Little did I know (we're already in the year 2000) what happened the past years. No more Acorn, RISC OS was now owned by a company with the same name, Castle built RiscPCs, so did RiscStation, except they didn't use the StrongARM processors. Did the RISC OS/Acorn world cease to exist? On the contrary, it was alive and blooming. I noticed this when I searched on the web for 'RISC OS' and 'Acorn'. Usenet was flourishing with posts regarding new hardware and new software, and there were even plans for a completely new motherboard. Meanwhile, RISC OS was at release 4, and it looked quite appealing.
I decided get some more information. A friendly RISC OS usergroup (BigBen) in the Netherlands helped answer some of my questions: "which RISC OS machine to buy", "where to pay attention to", "what about software", etc. After just two weeks, I stumbled across a usenet post that stated that there were RiscPCs for sale, from a school which switched to PCs. That's where I got my RiscPC from. Okay, it cost me £400 and I had to import the whole thing myself, but I was very happy when it finally arrived. The first thing that struck me was that it was small. Really small compared to my PC. Also it was light, only 9 kilos. I looked into the casing and noticed that there was no fan on the CPU (a StrongARM rev K), no fan and such a small case? This was asking for trouble. Of course, later I found out that ARM processors only use a fraction of their Intel equals, and no additional cooling is neccesary.
Firing up the RPC resulted in one beep, and even before my monitor was finished with DEGAUSS, the machine was happily waiting. The RISC OS 3.7 UI was familiar from pictures in magazines, and internet sites, but I had never seen it 'in real life'. Some random clicks resulted in a couple of opened windows, but in contrast to Windows (and even BeOS), there was no rattling of the harddisk.
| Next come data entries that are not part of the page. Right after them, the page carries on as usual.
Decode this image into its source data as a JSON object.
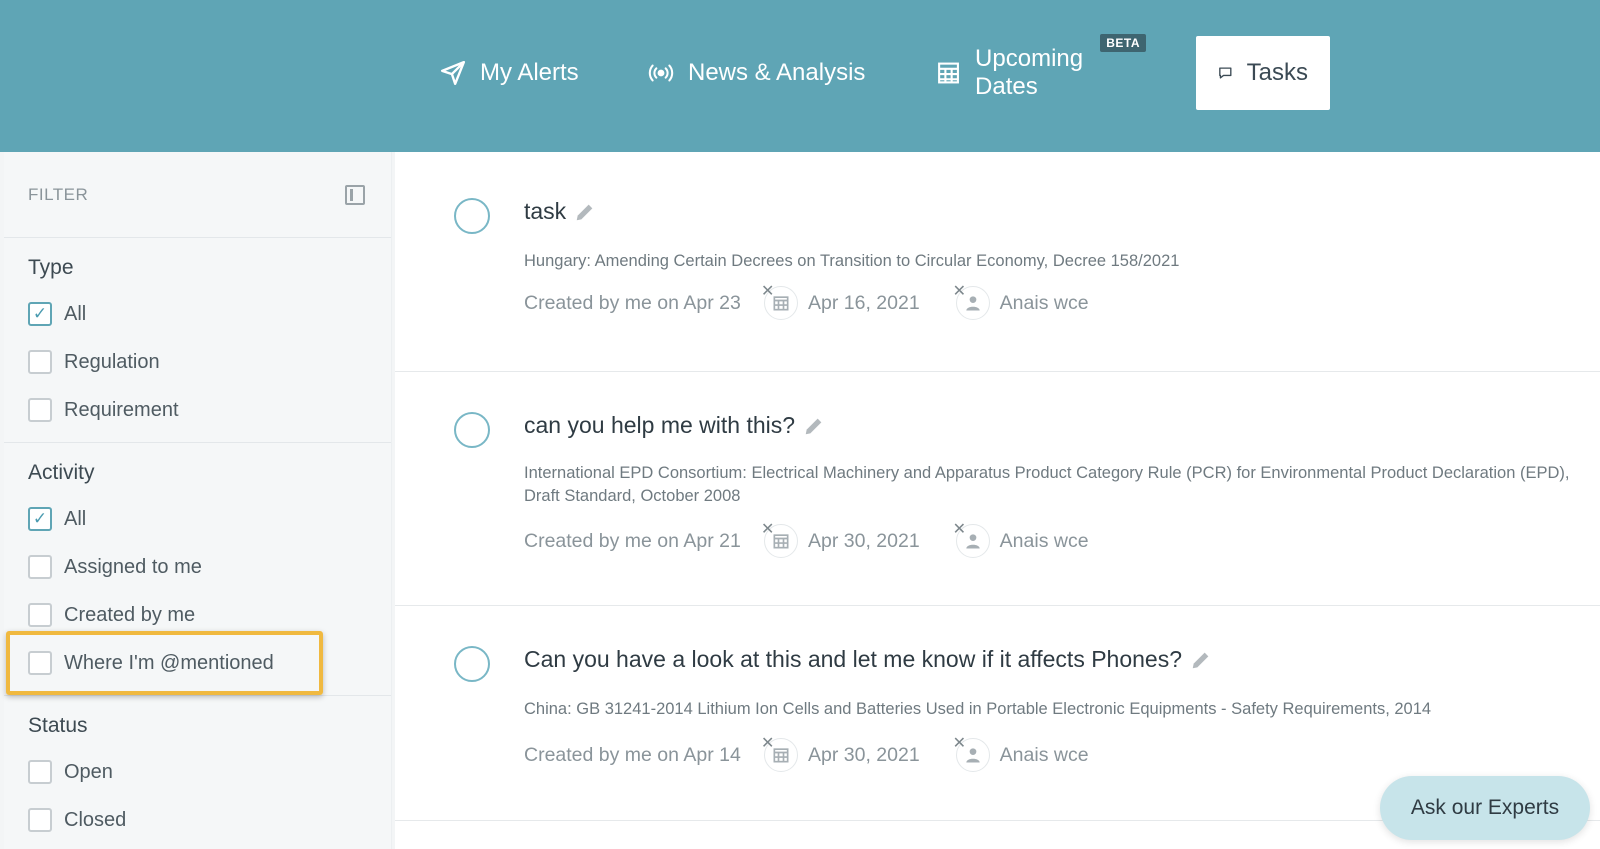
{
  "nav": {
    "items": [
      {
        "label": "My Alerts",
        "icon": "paper-plane-icon"
      },
      {
        "label": "News & Analysis",
        "icon": "broadcast-icon"
      },
      {
        "label": "Upcoming Dates",
        "icon": "calendar-grid-icon",
        "badge": "BETA"
      },
      {
        "label": "Tasks",
        "icon": "chat-icon",
        "active": true
      }
    ]
  },
  "sidebar": {
    "filter_title": "FILTER",
    "sections": [
      {
        "title": "Type",
        "options": [
          {
            "label": "All",
            "checked": true
          },
          {
            "label": "Regulation",
            "checked": false
          },
          {
            "label": "Requirement",
            "checked": false
          }
        ]
      },
      {
        "title": "Activity",
        "options": [
          {
            "label": "All",
            "checked": true
          },
          {
            "label": "Assigned to me",
            "checked": false
          },
          {
            "label": "Created by me",
            "checked": false
          },
          {
            "label": "Where I'm @mentioned",
            "checked": false,
            "highlighted": true
          }
        ]
      },
      {
        "title": "Status",
        "options": [
          {
            "label": "Open",
            "checked": false
          },
          {
            "label": "Closed",
            "checked": false
          }
        ]
      }
    ]
  },
  "tasks": [
    {
      "title": "task",
      "description": "Hungary: Amending Certain Decrees on Transition to Circular Economy, Decree 158/2021",
      "created": "Created by me on Apr 23",
      "due_date": "Apr 16, 2021",
      "assignee": "Anais wce"
    },
    {
      "title": "can you help me with this?",
      "description": "International EPD Consortium: Electrical Machinery and Apparatus Product Category Rule (PCR) for Environmental Product Declaration (EPD), Draft Standard, October 2008",
      "created": "Created by me on Apr 21",
      "due_date": "Apr 30, 2021",
      "assignee": "Anais wce"
    },
    {
      "title": "Can you have a look at this and let me know if it affects Phones?",
      "description": "China: GB 31241-2014 Lithium Ion Cells and Batteries Used in Portable Electronic Equipments - Safety Requirements, 2014",
      "created": "Created by me on Apr 14",
      "due_date": "Apr 30, 2021",
      "assignee": "Anais wce"
    }
  ],
  "ask_button": "Ask our Experts",
  "colors": {
    "header": "#5fa5b5",
    "highlight": "#f0b940",
    "check": "#4b9bb0"
  }
}
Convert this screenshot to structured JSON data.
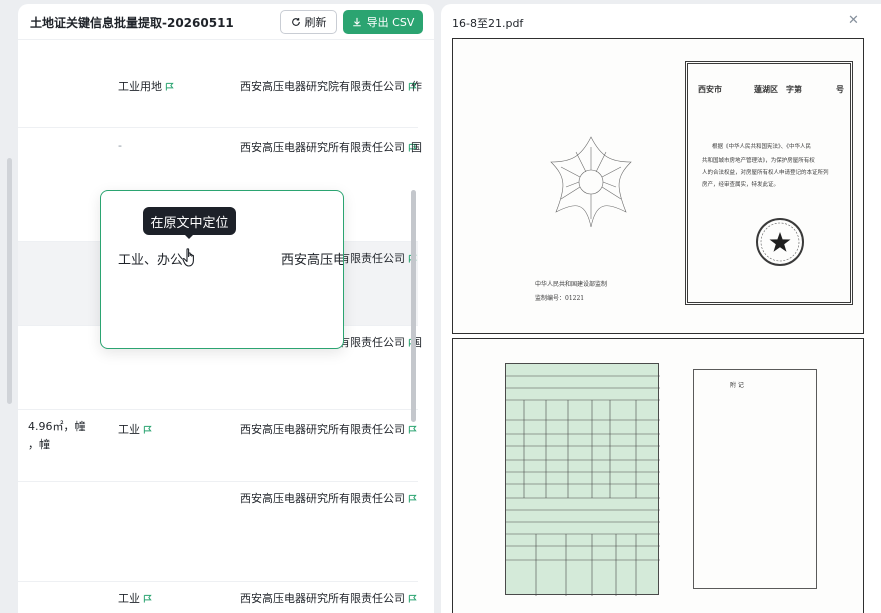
{
  "left": {
    "title": "土地证关键信息批量提取-20260511",
    "refresh_label": "刷新",
    "export_label": "导出 CSV",
    "rows": [
      {
        "use": "工业用地",
        "owner": "西安高压电器研究院有限责任公司",
        "extra": "作"
      },
      {
        "use": "-",
        "owner": "西安高压电器研究所有限责任公司",
        "extra": "国"
      },
      {
        "use": "",
        "owner": "西安高压电器研究所有限责任公司",
        "extra": ""
      },
      {
        "use": "",
        "owner": "西安高压电器研究所有限责任公司",
        "extra": "国"
      },
      {
        "area_line1": "4.96㎡，幢",
        "area_line2": "，幢",
        "use": "工业",
        "owner": "西安高压电器研究所有限责任公司",
        "extra": ""
      },
      {
        "use": "",
        "owner": "西安高压电器研究所有限责任公司",
        "extra": ""
      },
      {
        "use": "工业",
        "owner": "西安高压电器研究所有限责任公司",
        "extra": ""
      }
    ],
    "popover": {
      "use": "工业、办公",
      "owner_partial": "西安高压电"
    },
    "tooltip": "在原文中定位"
  },
  "right": {
    "title": "16-8至21.pdf",
    "close_icon": "close-icon",
    "page1": {
      "header": "西安市",
      "header2": "蓮湖区",
      "header3": "字第",
      "header4": "号",
      "body1": "根据《中华人民共和国宪法》、《中华人民",
      "body2": "共和国城市房地产管理法》，为保护房屋所有权",
      "body3": "人的合法权益，对房屋所有权人申请登记的本证所列",
      "body4": "房产，经审查属实，特发此证。",
      "issuer": "中华人民共和国建设部监制",
      "serial_label": "监制编号：",
      "serial_no": "01221"
    },
    "page2": {
      "notes_title": "附          记"
    }
  },
  "colors": {
    "accent": "#2ba471",
    "tooltip_bg": "#1d2129"
  }
}
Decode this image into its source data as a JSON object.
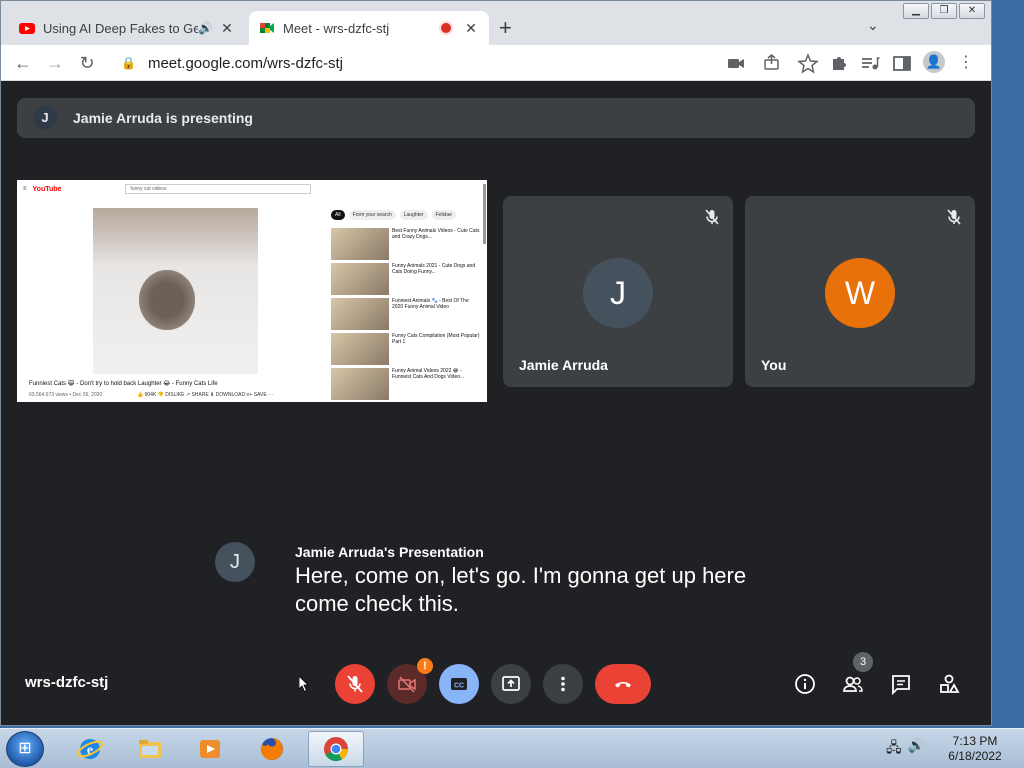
{
  "browser": {
    "tabs": [
      {
        "title": "Using AI Deep Fakes to Get R",
        "state": "inactive",
        "favicon": "youtube-icon"
      },
      {
        "title": "Meet - wrs-dzfc-stj",
        "state": "active",
        "favicon": "google-meet-icon"
      }
    ],
    "url": "meet.google.com/wrs-dzfc-stj"
  },
  "meet": {
    "presenting_banner": {
      "avatar_letter": "J",
      "text": "Jamie Arruda is presenting"
    },
    "presentation": {
      "yt_logo": "YouTube",
      "search": "funny cat videos",
      "chips": [
        "All",
        "From your search",
        "Laughter",
        "Felidae"
      ],
      "video_title": "Funniest Cats 😹 - Don't try to hold back Laughter 😂 - Funny Cats Life",
      "video_meta": "63,564,673 views • Dec 26, 2020",
      "video_actions": "👍 904K   👎 DISLIKE   ↗ SHARE   ⬇ DOWNLOAD   ≡+ SAVE   ···",
      "related": [
        {
          "title": "Best Funny Animals Videos - Cute Cats and Crazy Dogs..."
        },
        {
          "title": "Funny Animals 2021 - Cute Dogs and Cats Doing Funny..."
        },
        {
          "title": "Funniest Animals 🐾 - Best Of The 2020 Funny Animal Video"
        },
        {
          "title": "Funny Cats Compilation (Most Popular) Part 1"
        },
        {
          "title": "Funny Animal Videos 2022 😂 - Funniest Cats And Dogs Video..."
        }
      ]
    },
    "participants": [
      {
        "name": "Jamie Arruda",
        "initial": "J",
        "avatar_color": "#46515e",
        "muted": true
      },
      {
        "name": "You",
        "initial": "W",
        "avatar_color": "#e8710a",
        "muted": true
      }
    ],
    "caption": {
      "avatar_letter": "J",
      "speaker": "Jamie Arruda's Presentation",
      "text": "Here, come on, let's go. I'm gonna get up here come check this."
    },
    "meeting_code": "wrs-dzfc-stj",
    "people_count": "3",
    "warning_badge": "!"
  },
  "taskbar": {
    "time": "7:13 PM",
    "date": "6/18/2022"
  },
  "colors": {
    "meet_bg": "#202124",
    "tile_bg": "#3c4043",
    "mic_off": "#ea4335",
    "cc_on": "#8ab4f8",
    "hangup": "#ea4335"
  }
}
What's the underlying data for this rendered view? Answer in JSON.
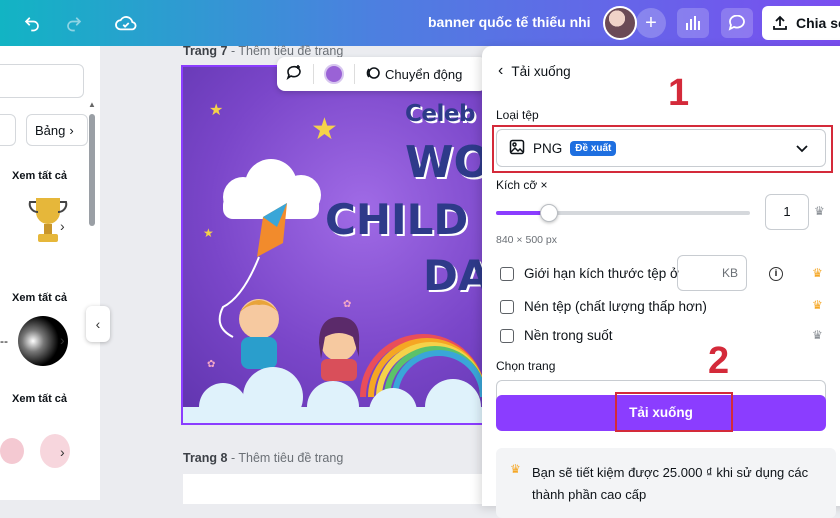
{
  "topbar": {
    "title": "banner quốc tế thiếu nhi",
    "share_label": "Chia sẻ",
    "plus_label": "+"
  },
  "left_panel": {
    "chips": [
      "",
      "Bảng"
    ],
    "see_all_1": "Xem tất cả",
    "see_all_2": "Xem tất cả",
    "see_all_3": "Xem tất cả",
    "arrow": "›",
    "dash": "--",
    "collapse": "‹"
  },
  "canvas": {
    "page7_label": "Trang 7",
    "page7_sub": " - Thêm tiêu đề trang",
    "page8_label": "Trang 8",
    "page8_sub": " - Thêm tiêu đề trang",
    "banner_line1": "Celeb",
    "banner_line2": "WO",
    "banner_line3": "CHILD",
    "banner_line4": "DA",
    "toolbar_animate": "Chuyển động"
  },
  "download_panel": {
    "back_title": "Tải xuống",
    "file_type_label": "Loại tệp",
    "file_type_value": "PNG",
    "recommended_badge": "Đề xuất",
    "size_label": "Kích cỡ ×",
    "size_value": "1",
    "size_slider_fraction": 0.21,
    "dimensions": "840 × 500 px",
    "limit_size_label": "Giới hạn kích thước tệp ở",
    "kb_unit": "KB",
    "compress_label": "Nén tệp (chất lượng thấp hơn)",
    "transparent_label": "Nền trong suốt",
    "choose_page_label": "Chọn trang",
    "download_button": "Tải xuống",
    "promo_text": "Bạn sẽ tiết kiệm được 25.000 ₫ khi sử dụng các thành phần cao cấp"
  },
  "annotations": {
    "marker_1": "1",
    "marker_2": "2",
    "color": "#d42a3a"
  },
  "colors": {
    "accent": "#8b3dff",
    "badge": "#1e6fe0",
    "crown": "#f5a623"
  }
}
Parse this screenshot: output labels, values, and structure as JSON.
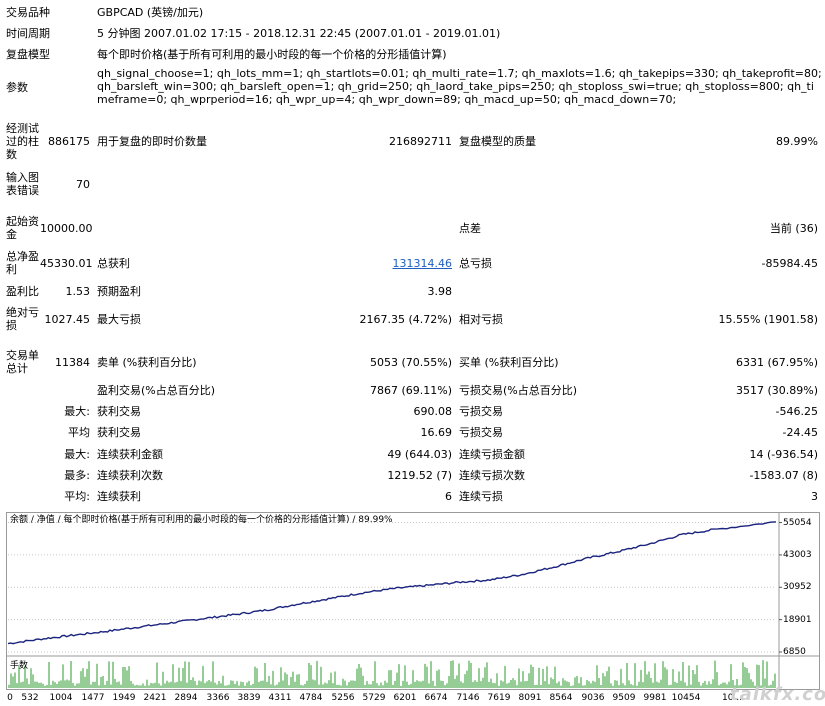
{
  "header": {
    "symbol_label": "交易品种",
    "symbol_value": "GBPCAD (英镑/加元)",
    "period_label": "时间周期",
    "period_value": "5 分钟图 2007.01.02 17:15 - 2018.12.31 22:45 (2007.01.01 - 2019.01.01)",
    "model_label": "复盘模型",
    "model_value": "每个即时价格(基于所有可利用的最小时段的每一个价格的分形插值计算)",
    "params_label": "参数",
    "params_value": "qh_signal_choose=1; qh_lots_mm=1; qh_startlots=0.01; qh_multi_rate=1.7; qh_maxlots=1.6; qh_takepips=330; qh_takeprofit=80; qh_barsleft_win=300; qh_barsleft_open=1; qh_grid=250; qh_laord_take_pips=250; qh_stoploss_swi=true; qh_stoploss=800; qh_timeframe=0; qh_wprperiod=16; qh_wpr_up=4; qh_wpr_down=89; qh_macd_up=50; qh_macd_down=70;"
  },
  "stats": {
    "bars_label": "经测试过的柱数",
    "bars_value": "886175",
    "ticks_label": "用于复盘的即时价数量",
    "ticks_value": "216892711",
    "quality_label": "复盘模型的质量",
    "quality_value": "89.99%",
    "errors_label": "输入图表错误",
    "errors_value": "70",
    "deposit_label": "起始资金",
    "deposit_value": "10000.00",
    "spread_label": "点差",
    "spread_value": "当前 (36)",
    "net_label": "总净盈利",
    "net_value": "45330.01",
    "gross_profit_label": "总获利",
    "gross_profit_value": "131314.46",
    "gross_loss_label": "总亏损",
    "gross_loss_value": "-85984.45",
    "pf_label": "盈利比",
    "pf_value": "1.53",
    "payoff_label": "预期盈利",
    "payoff_value": "3.98",
    "abs_dd_label": "绝对亏损",
    "abs_dd_value": "1027.45",
    "max_dd_label": "最大亏损",
    "max_dd_value": "2167.35 (4.72%)",
    "rel_dd_label": "相对亏损",
    "rel_dd_value": "15.55% (1901.58)",
    "trades_label": "交易单总计",
    "trades_value": "11384",
    "short_label": "卖单 (%获利百分比)",
    "short_value": "5053 (70.55%)",
    "long_label": "买单 (%获利百分比)",
    "long_value": "6331 (67.95%)",
    "win_label": "盈利交易(%占总百分比)",
    "win_value": "7867 (69.11%)",
    "lose_label": "亏损交易(%占总百分比)",
    "lose_value": "3517 (30.89%)",
    "max_prefix": "最大:",
    "avg_prefix": "平均",
    "max2_prefix": "最大:",
    "most_prefix": "最多:",
    "avg2_prefix": "平均:",
    "largest_win_label": "获利交易",
    "largest_win_value": "690.08",
    "largest_loss_label": "亏损交易",
    "largest_loss_value": "-546.25",
    "avg_win_label": "获利交易",
    "avg_win_value": "16.69",
    "avg_loss_label": "亏损交易",
    "avg_loss_value": "-24.45",
    "max_cons_win_amt_label": "连续获利金额",
    "max_cons_win_amt_value": "49 (644.03)",
    "max_cons_loss_amt_label": "连续亏损金额",
    "max_cons_loss_amt_value": "14 (-936.54)",
    "max_cons_win_cnt_label": "连续获利次数",
    "max_cons_win_cnt_value": "1219.52 (7)",
    "max_cons_loss_cnt_label": "连续亏损次数",
    "max_cons_loss_cnt_value": "-1583.07 (8)",
    "avg_cons_win_label": "连续获利",
    "avg_cons_win_value": "6",
    "avg_cons_loss_label": "连续亏损",
    "avg_cons_loss_value": "3"
  },
  "chart": {
    "title": "余额 / 净值 / 每个即时价格(基于所有可利用的最小时段的每一个价格的分形插值计算) / 89.99%",
    "volume_label": "手数",
    "watermark": "talkfx.com"
  },
  "chart_data": {
    "type": "line",
    "ylim": [
      6850,
      56000
    ],
    "yticks": [
      "55054",
      "43003",
      "30952",
      "18901",
      "6850"
    ],
    "xticks": [
      "0",
      "532",
      "1004",
      "1477",
      "1949",
      "2421",
      "2894",
      "3366",
      "3839",
      "4311",
      "4784",
      "5256",
      "5729",
      "6201",
      "6674",
      "7146",
      "7619",
      "8091",
      "8564",
      "9036",
      "9509",
      "9981",
      "10454",
      "10..."
    ],
    "x": [
      0,
      532,
      1004,
      1477,
      1949,
      2421,
      2894,
      3366,
      3839,
      4311,
      4784,
      5256,
      5729,
      6201,
      6674,
      7146,
      7619,
      8091,
      8564,
      9036,
      9509,
      9981,
      10454,
      11384
    ],
    "balance": [
      10000,
      11800,
      13200,
      14600,
      16200,
      17700,
      19300,
      20800,
      22500,
      24800,
      26800,
      28900,
      30500,
      31600,
      32800,
      33700,
      35700,
      38500,
      41600,
      44200,
      47100,
      50500,
      52400,
      55300
    ],
    "colors": {
      "balance": "#1a237e",
      "volume": "#2e9b2e",
      "grid": "#c8c8c8"
    }
  }
}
Just click and the window pops up. Amazing, even my BeOS running on a dual 366MHz computer was feeling sluggish.
A very neat feature was the task overview, where you can actually dynamically change your memory usage. Wow.Of course, this sounds silly to hard-core RISC OS users, but as a PC person, I was amazed. The ease of installing software, with the directory based executables was also very neat, no more lost ini, dll or registry files (although RISC OS uses modules, which have to be placed in the !Boot structure and sometimes get conflicting results - something I learned later). It was clear that RISC OS was written for *users* and, apart from some minor issues (I am used to virtual memory which isn't in RISC OS; the same for pre-emptive multitasking, but I quickly got used to these small details) did its job very well.
Right now I am writing this article in !Zap, and I am using my RiscPC as the main workhorse. In about 2 weeks I will buy RISC OS 4, and some more memory (I like to work with large image files). Now I use my PC only as a gateway for internet (which was a pain to setup, using windows2000 and internet sharing - crap!) and for some scanning and video work (hmm, does anyone know if FireWire is supported on a RiscPC? :) I guess not, with the throughput it needs.. maybe the Imago?).
That's it for my introduction piece, in my next column I'll be talking about 'the feel of things'.